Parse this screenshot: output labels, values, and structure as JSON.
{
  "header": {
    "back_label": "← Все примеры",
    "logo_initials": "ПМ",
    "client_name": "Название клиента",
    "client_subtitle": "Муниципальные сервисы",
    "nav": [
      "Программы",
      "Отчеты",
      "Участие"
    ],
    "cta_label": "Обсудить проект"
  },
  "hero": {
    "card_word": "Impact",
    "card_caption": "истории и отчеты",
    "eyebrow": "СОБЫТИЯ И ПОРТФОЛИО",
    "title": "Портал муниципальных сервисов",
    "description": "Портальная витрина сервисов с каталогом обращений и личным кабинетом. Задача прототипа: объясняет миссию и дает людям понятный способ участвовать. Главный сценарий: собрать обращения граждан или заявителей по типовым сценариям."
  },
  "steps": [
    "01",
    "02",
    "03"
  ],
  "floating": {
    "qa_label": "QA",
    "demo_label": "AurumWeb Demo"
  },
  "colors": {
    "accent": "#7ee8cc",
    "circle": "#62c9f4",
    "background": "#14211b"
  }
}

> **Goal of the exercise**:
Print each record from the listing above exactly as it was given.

> **Exercise output**:
Parse this screenshot: output labels, values, and structure as JSON.
{
  "header": {
    "back_label": "← Все примеры",
    "logo_initials": "ПМ",
    "client_name": "Название клиента",
    "client_subtitle": "Муниципальные сервисы",
    "nav": [
      "Программы",
      "Отчеты",
      "Участие"
    ],
    "cta_label": "Обсудить проект"
  },
  "hero": {
    "card_word": "Impact",
    "card_caption": "истории и отчеты",
    "eyebrow": "СОБЫТИЯ И ПОРТФОЛИО",
    "title": "Портал муниципальных сервисов",
    "description": "Портальная витрина сервисов с каталогом обращений и личным кабинетом. Задача прототипа: объясняет миссию и дает людям понятный способ участвовать. Главный сценарий: собрать обращения граждан или заявителей по типовым сценариям."
  },
  "steps": [
    "01",
    "02",
    "03"
  ],
  "floating": {
    "qa_label": "QA",
    "demo_label": "AurumWeb Demo"
  },
  "colors": {
    "accent": "#7ee8cc",
    "circle": "#62c9f4",
    "background": "#14211b"
  }
}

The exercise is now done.